John's Journal...


How to Find and Use a Magic Lure

Click to enlargeEDITOR'S NOTE: Thousands of dollars are made each year by lure manufacturers who believe they have produced such a lure. Many anglers swear by baits they claim will produce bass under any weather or water conditions. Even though pro fishermen won't admit to having magic baits, they do use the words, confidence lures, to describe these baits instead of the word, magic. But what causes a lure to be magical? How do you find and use a magic lure? How long does a magic lure's spellbinding characteristics last? Can you make any lure in your tackle box magic? Let's find out this week.

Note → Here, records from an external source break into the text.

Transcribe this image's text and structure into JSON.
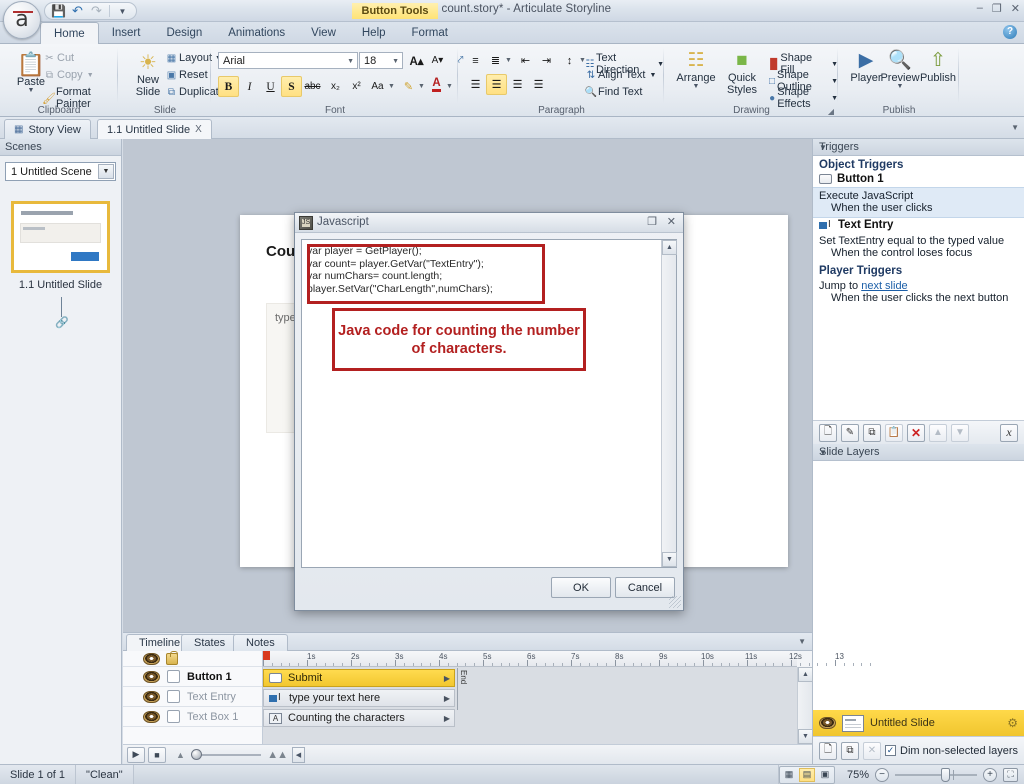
{
  "titlebar": {
    "document_title": "Char count.story* - Articulate Storyline",
    "contextual_tab": "Button Tools",
    "quick_access": [
      "save-icon",
      "undo-icon",
      "redo-icon",
      "customize-icon"
    ],
    "window_buttons": [
      "minimize",
      "restore",
      "close"
    ]
  },
  "ribbon": {
    "tabs": [
      "Home",
      "Insert",
      "Design",
      "Animations",
      "View",
      "Help",
      "Format"
    ],
    "active_tab": "Home",
    "groups": {
      "clipboard": {
        "label": "Clipboard",
        "paste": "Paste",
        "cut": "Cut",
        "copy": "Copy",
        "format_painter": "Format Painter"
      },
      "slide": {
        "label": "Slide",
        "new_slide": "New\nSlide",
        "new_slide_l1": "New",
        "new_slide_l2": "Slide",
        "layout": "Layout",
        "reset": "Reset",
        "duplicate": "Duplicate"
      },
      "font": {
        "label": "Font",
        "family": "Arial",
        "size": "18",
        "grow": "A",
        "shrink": "A",
        "clear_format": "clear-formatting-icon",
        "bold": "B",
        "italic": "I",
        "underline": "U",
        "shadow": "S",
        "strike": "abc",
        "subscript": "x₂",
        "superscript": "x²",
        "change_case": "Aa",
        "highlight": "highlight-icon",
        "font_color": "A",
        "spelling": "spelling-icon"
      },
      "paragraph": {
        "label": "Paragraph",
        "text_direction": "Text Direction",
        "align_text": "Align Text",
        "find_text": "Find Text"
      },
      "drawing": {
        "label": "Drawing",
        "arrange": "Arrange",
        "quick_styles_l1": "Quick",
        "quick_styles_l2": "Styles",
        "shape_fill": "Shape Fill",
        "shape_outline": "Shape Outline",
        "shape_effects": "Shape Effects"
      },
      "publish": {
        "label": "Publish",
        "player": "Player",
        "preview": "Preview",
        "publish": "Publish"
      }
    }
  },
  "view_tabs": {
    "story_view": "Story View",
    "slide_tab": "1.1 Untitled Slide",
    "close_label": "X"
  },
  "scenes_panel": {
    "header": "Scenes",
    "selected_scene": "1 Untitled Scene",
    "slide_caption": "1.1 Untitled Slide"
  },
  "slide": {
    "heading": "Counting the characters",
    "field_placeholder": "type your text here"
  },
  "dialog": {
    "title": "Javascript",
    "code": "var player = GetPlayer();\nvar count= player.GetVar(\"TextEntry\");\nvar numChars= count.length;\nplayer.SetVar(\"CharLength\",numChars);",
    "annotation": "Java code for counting the number of characters.",
    "ok": "OK",
    "cancel": "Cancel",
    "minimize": "❐",
    "close": "✕"
  },
  "triggers_panel": {
    "header": "Triggers",
    "object_triggers_label": "Object Triggers",
    "button_object": "Button 1",
    "trigger1_action": "Execute JavaScript",
    "trigger1_when": "When the user clicks",
    "text_entry_object": "Text Entry",
    "trigger2_action": "Set TextEntry equal to the typed value",
    "trigger2_when": "When the control loses focus",
    "player_triggers_label": "Player Triggers",
    "trigger3_action_pre": "Jump to",
    "trigger3_action_link": "next slide",
    "trigger3_when": "When the user clicks the next button",
    "toolbar_icons": [
      "new-trigger-icon",
      "edit-trigger-icon",
      "copy-trigger-icon",
      "paste-trigger-icon",
      "delete-trigger-icon",
      "move-up-icon",
      "move-down-icon",
      "javascript-icon"
    ]
  },
  "slide_layers_panel": {
    "header": "Slide Layers",
    "selected_layer": "Untitled Slide",
    "dim_checkbox_label": "Dim non-selected layers",
    "dim_checked": true
  },
  "timeline_panel": {
    "tabs": [
      "Timeline",
      "States",
      "Notes"
    ],
    "active_tab": "Timeline",
    "rows": [
      {
        "name": "Button 1",
        "bar_label": "Submit",
        "selected": true,
        "icon": "button-icon"
      },
      {
        "name": "Text Entry",
        "bar_label": "type your text here",
        "selected": false,
        "icon": "text-entry-icon"
      },
      {
        "name": "Text Box 1",
        "bar_label": "Counting the characters",
        "selected": false,
        "icon": "text-box-icon"
      }
    ],
    "ruler_labels": [
      "1s",
      "2s",
      "3s",
      "4s",
      "5s",
      "6s",
      "7s",
      "8s",
      "9s",
      "10s",
      "11s",
      "12s",
      "13"
    ],
    "end_marker": "End"
  },
  "status_bar": {
    "slide_counter": "Slide 1 of 1",
    "theme": "\"Clean\"",
    "zoom": "75%",
    "zoom_out": "−",
    "zoom_in": "+",
    "view_buttons": [
      "normal-view-icon",
      "slide-view-icon",
      "form-view-icon"
    ]
  },
  "colors": {
    "accent_yellow": "#ffd94a",
    "selection_blue": "#dfeaf6",
    "annotation_red": "#b32020",
    "link_blue": "#1c5fa8",
    "canvas_gray": "#bfc7d2"
  }
}
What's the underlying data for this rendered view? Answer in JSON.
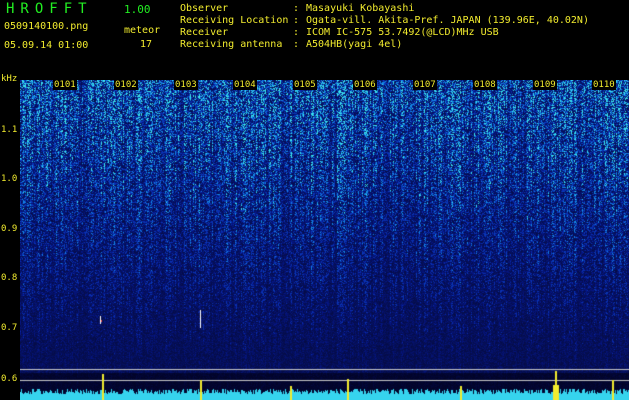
{
  "header": {
    "logo": "HROFFT",
    "version": "1.00",
    "filename": "0509140100.png",
    "datetime": "05.09.14 01:00",
    "meteor_label": "meteor",
    "meteor_count": "17",
    "info": [
      {
        "label": "Observer",
        "value": "Masayuki Kobayashi"
      },
      {
        "label": "Receiving Location",
        "value": "Ogata-vill. Akita-Pref. JAPAN (139.96E, 40.02N)"
      },
      {
        "label": "Receiver",
        "value": "ICOM IC-575 53.7492(@LCD)MHz USB"
      },
      {
        "label": "Receiving antenna",
        "value": "A504HB(yagi 4el)"
      }
    ],
    "separator": ":"
  },
  "plot": {
    "y_unit": "kHz",
    "y_ticks": [
      "1.1",
      "1.0",
      "0.9",
      "0.8",
      "0.7",
      "0.6"
    ],
    "x_ticks": [
      "0101",
      "0102",
      "0103",
      "0104",
      "0105",
      "0106",
      "0107",
      "0108",
      "0109",
      "0110"
    ],
    "colors": {
      "background": "#000000",
      "label": "#f2ec2e",
      "accent": "#22ee22",
      "noise_low": "#0a1a6a",
      "noise_high": "#3cc8e8"
    }
  }
}
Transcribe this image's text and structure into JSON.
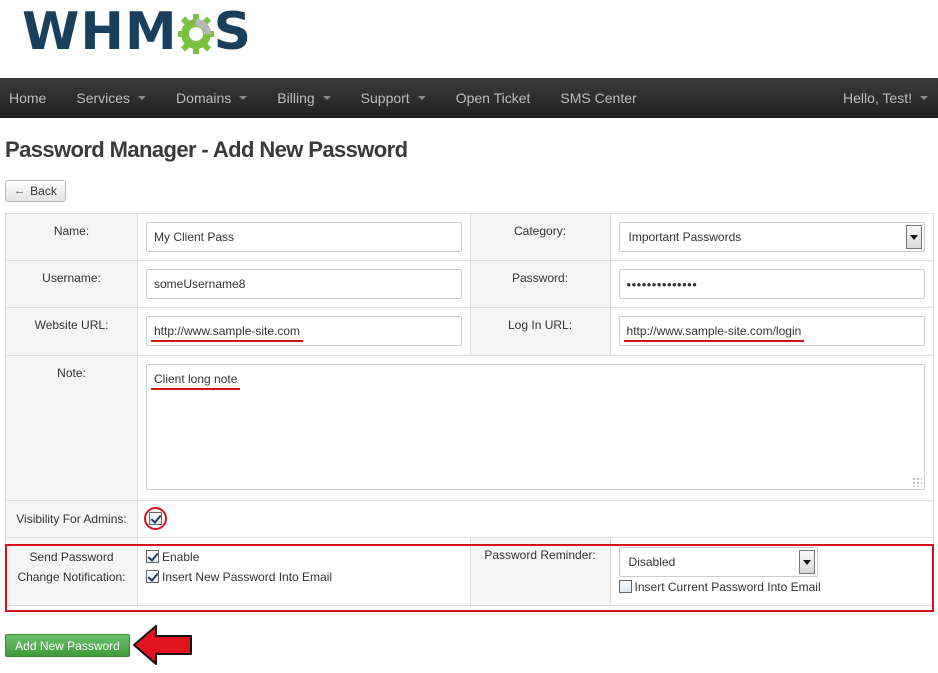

An old magical lure I always depended on to produce bass in farm ponds was an in-line spinner called the Shyster, which had a silver blade in front, a white body with black polka dots and a feathered tail with treble hooks in it. I fished the lure three days a week in farm ponds back during the 1970s and consistently produced bass with it. One day in a store, I saw a lure similar to the Shyster called the Thunderbird, which also was an in-line spinner. However, its body was yellow with black polka dots and had a rubber skirt instead of feathers. When the Thunderbird proved to be twice as effective as the Shyster, it became my new magic lure.

Click to enlargeMagic lures are baits you have confidence in that you fish more frequently than you do other lures. Most pro anglers have certain lures they have developed specific techniques for fishing that generally yield more bass than other lures in their boxes. For West Coast fishermen who have moved to the South like Gary Klein, sissy baits may be their confidence lures. In the far West, most of the lakes are deep and crystal clear. Little lures on light line often produce more bass then big lures on heavy line in these lakes. Because the West Coast pros have developed confidence in these lures, they have started fishing them in the East and have learned these sissy baits pay off in bass dividends during bad weather and/or bad weather conditions. Sissy baits include small jigs and worms and sometimes spinners that because they are small in size and are fished on light line, the bass are more likely to take the lures. Also an angler can feel the strikes better.

The plastic worm is another confidence bait for most serious anglers because it is slow moving and easy for the bass to eat, can be fished through various types of cover and utilized in all weather and water conditions. Many top pro bass fishermen believe that to regularly catch bass, you must be proficient with fishing the plastic worm, since often you can entice them to bite with a plastic worm, even when they don't want to bite. Too, smaller lures like the Slider worm, the 3-inch grub and tiny spinners often will take more bass than other lures throughout the year. Small baits moving at slow speeds on light line historically have triggered numbers of strikes under even the most-Click to enlargedifficult fishing conditions.

A confidence lure in many tackle boxes that charms bass is the crankbait. But like most tricks, the magic isn't in the lure but in the magician himself. If you crash a crankbait into heavy cover where few other anglers throw it, let the lure bounce off limbs and brush and then allow the crankbait to float up as though it is injured, bass will attack so quickly, you soon will be convinced the crankbait with a bouncing/floating action is magic.

Also, specific lures consistently produce more bass than other lures under certain weather and water conditions and at particular times of the year, which makes these lures magical at those times. The black muskie Jitterbug fished during hot summer months at night on heavy line around aquatic vegetation in small lakes and farm ponds holds large bass spellbound as it works its black magic after dark. Too, the spinner bait, which gives off vibrations, can be fished successfully in thick cover - especially in the fall and winter months. The spinner bait can be given a variety of actions to conjure up numbers of bass for the anglers who learn how to fish this magical lure.

Click to enlargeOne of the hottest lures, even when the water is still cold in the early spring, is the buzzbait. Four-time B.A.S.S. Masters Classic winner, Rick Clunn, believes that when you fish a buzzbait in the early spring, it will attract very big bass that are just beginning to move to the shallow water to feed and have not seen a buzz bait in several months. However, Clunn also gives one of the best definitions of how to find and use a magic lure when he says, "Actually I don't have any favorite baits or magic lures. I consider the lures in my tackle box the same as the tools in a carpenter's tool box. By choosing the correct lure for the job, I can catch bass. If I don't select the right lure for that particular job, then more than likely I won't take bass. To become an effective bass fisherman, you have to learn to fish a wide variety of lures effectively. When I begin fishing a new lure, I try and learn every way I possibly can to fish that lure under every water and weather condition." Clunn is convinced that mastering lures rather than searching for magic lures is the key to bass fishing success.


Check back each day this week for more about MAGIC LURES AND SECRET BAITS FOR BASS

Day 1: The Search for the Magical Bass Lure
Day 2: What Causes a Lure to Be Magic
Day 3: How to Find and Use a Magic Lure
Day 4: How Long Do Magic Lures Last?
Day 5: How Can You Make Any Lure in Your Tackle Box Magic?



Entry 306, Day 3